Top Iranian officials have called for cultivating comprehensive ties with South Africa, particularly in banking sector. In a meeting with visiting speaker of South Africa’s parliament Baleka Mbete this weekend, President Hassan Rouhani said Tehran is keen to boost its diplomatic and economic relations with the African nation. “Iran and South Africa can make valuable efforts for international peace and stability as well as for developing countries’ interests by cooperating at international fora.” According to the Iranian media, Rouhani plans to visit South Africa in the near future.
Iranian Foreign Minister Javad Zarif echoed a similar wish and told Mbete that “Iran can be a reliable partner for South Africa in the region.” In a separate meeting with her Iranian counterpart Ali Larijani, the top South African lawmaker also stressed that her country supports Iran’s accession to BRICS – the association of five major emerging economies: Brazil, Russia, India, China and South Africa.

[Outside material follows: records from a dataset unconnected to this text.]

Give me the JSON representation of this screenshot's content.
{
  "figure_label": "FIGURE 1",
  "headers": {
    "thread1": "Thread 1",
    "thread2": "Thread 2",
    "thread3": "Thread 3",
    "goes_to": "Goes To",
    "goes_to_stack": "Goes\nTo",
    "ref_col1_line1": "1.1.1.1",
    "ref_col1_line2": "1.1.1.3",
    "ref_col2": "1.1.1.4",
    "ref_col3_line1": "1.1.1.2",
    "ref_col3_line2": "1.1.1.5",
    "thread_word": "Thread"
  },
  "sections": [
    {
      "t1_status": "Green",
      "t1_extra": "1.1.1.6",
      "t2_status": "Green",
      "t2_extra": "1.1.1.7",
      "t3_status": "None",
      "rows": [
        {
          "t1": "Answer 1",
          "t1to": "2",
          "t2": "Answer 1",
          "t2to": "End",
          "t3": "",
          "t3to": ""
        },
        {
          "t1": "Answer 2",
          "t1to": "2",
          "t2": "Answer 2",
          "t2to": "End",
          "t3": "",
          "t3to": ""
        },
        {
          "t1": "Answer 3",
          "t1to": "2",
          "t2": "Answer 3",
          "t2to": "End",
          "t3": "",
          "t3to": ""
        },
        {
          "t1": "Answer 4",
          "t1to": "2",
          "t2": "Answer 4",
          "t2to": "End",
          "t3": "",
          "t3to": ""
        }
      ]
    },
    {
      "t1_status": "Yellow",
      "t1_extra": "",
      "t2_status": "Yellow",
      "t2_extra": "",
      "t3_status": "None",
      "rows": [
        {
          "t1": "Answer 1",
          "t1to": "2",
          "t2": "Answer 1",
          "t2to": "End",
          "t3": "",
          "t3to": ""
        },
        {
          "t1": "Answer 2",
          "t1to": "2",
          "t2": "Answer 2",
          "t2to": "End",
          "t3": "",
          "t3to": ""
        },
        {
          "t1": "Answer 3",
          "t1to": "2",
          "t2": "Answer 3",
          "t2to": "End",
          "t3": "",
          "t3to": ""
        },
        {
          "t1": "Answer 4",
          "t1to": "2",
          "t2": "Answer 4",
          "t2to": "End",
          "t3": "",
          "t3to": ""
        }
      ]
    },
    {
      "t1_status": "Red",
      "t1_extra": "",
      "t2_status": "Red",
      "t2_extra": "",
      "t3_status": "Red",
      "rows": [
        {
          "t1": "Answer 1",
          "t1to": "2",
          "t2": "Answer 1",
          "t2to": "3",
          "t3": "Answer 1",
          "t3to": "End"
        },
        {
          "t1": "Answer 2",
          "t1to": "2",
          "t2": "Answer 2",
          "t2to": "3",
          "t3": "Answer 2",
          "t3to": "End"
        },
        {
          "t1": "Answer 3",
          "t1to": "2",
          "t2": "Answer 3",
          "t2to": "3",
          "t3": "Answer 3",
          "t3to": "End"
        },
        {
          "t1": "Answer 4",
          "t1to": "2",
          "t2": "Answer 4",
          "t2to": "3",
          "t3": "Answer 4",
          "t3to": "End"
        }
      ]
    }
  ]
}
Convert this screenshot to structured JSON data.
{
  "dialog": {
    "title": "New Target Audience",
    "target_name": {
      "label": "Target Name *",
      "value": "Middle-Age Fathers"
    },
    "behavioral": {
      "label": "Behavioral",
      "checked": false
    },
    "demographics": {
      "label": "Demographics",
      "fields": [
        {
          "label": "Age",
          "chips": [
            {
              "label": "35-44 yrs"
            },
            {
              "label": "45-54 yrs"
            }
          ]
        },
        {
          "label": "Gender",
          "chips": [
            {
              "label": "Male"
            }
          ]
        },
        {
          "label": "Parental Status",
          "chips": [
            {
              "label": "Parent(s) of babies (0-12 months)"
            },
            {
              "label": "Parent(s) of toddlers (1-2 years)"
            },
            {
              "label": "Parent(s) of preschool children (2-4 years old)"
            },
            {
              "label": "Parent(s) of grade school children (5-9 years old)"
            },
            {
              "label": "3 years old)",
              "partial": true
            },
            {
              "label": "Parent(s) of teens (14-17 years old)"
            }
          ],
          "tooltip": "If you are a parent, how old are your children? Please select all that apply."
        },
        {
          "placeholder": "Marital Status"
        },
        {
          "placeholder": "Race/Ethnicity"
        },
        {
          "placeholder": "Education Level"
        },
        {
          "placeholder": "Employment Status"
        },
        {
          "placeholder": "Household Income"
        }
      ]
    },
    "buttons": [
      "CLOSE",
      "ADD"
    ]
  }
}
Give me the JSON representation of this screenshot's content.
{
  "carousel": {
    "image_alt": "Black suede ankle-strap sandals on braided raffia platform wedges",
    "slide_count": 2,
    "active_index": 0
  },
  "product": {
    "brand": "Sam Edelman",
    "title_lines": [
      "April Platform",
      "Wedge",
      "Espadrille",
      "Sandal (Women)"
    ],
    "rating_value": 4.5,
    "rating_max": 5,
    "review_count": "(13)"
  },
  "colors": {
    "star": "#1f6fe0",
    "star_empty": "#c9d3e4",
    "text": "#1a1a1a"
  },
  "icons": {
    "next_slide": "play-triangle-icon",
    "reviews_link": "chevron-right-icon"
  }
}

The visiting South African delegation discussed a wide range of bilateral issues with Iranian officials in Tehran, including setting up a joint commission to boost cooperation, Rouhani’s trip to South Africa, the nuclear deal, and regional affairs, particularly the Israeli-Palestinian issue.
One key agenda item was closer banking ties. Valiollah Saif, the head of the Central Bank of Iran, said expanding banking relations with South Africa will top President Rouhani’s agenda during his trip to the African country. Mbete, according to Iranian media, also agreed that the nuclear deal has prepared the ground for the two countries to “normalize banking relations” and emphasized that such a move would further cement economic ties between Iran and South Africa. Several Iranian banks are planning on opening branches in South Africa.
Comment: In the past decade, the Islamic Republic has consistently sought to expand its influence in Africa. Former Iranian president Mahmoud Ahmadinejad made significant efforts to expand Tehran’s relations with African nations to offset Iran’s increasing isolation by the West. While the Rouhani administration’s priority has been to improve Iran’s relations with the West, it has not forgotten Africa and sees it as an important region for Iran’s soft power and hard power strategies. In a meeting with his Sierra Leonean counterpart in May, Zarif stressed that Africa was of paramount significance for Iran in the political, economic and cultural terms.
By building closer ties with African countries, Tehran hopes to gain their support in the United Nations and other international and regional platforms. As Iran is seeking to become a major exporter of small arms, African countries could also be a lucrative market. In addition, Tehran may hope that its expanding ties with African countries would serve its naval expansion in the future. And as Washington is expected to impose more sanctions on Iran in the near future, Tehran is trying to bolster its financial and economic relations with other countries to minimize the impact of U.S. sanctions.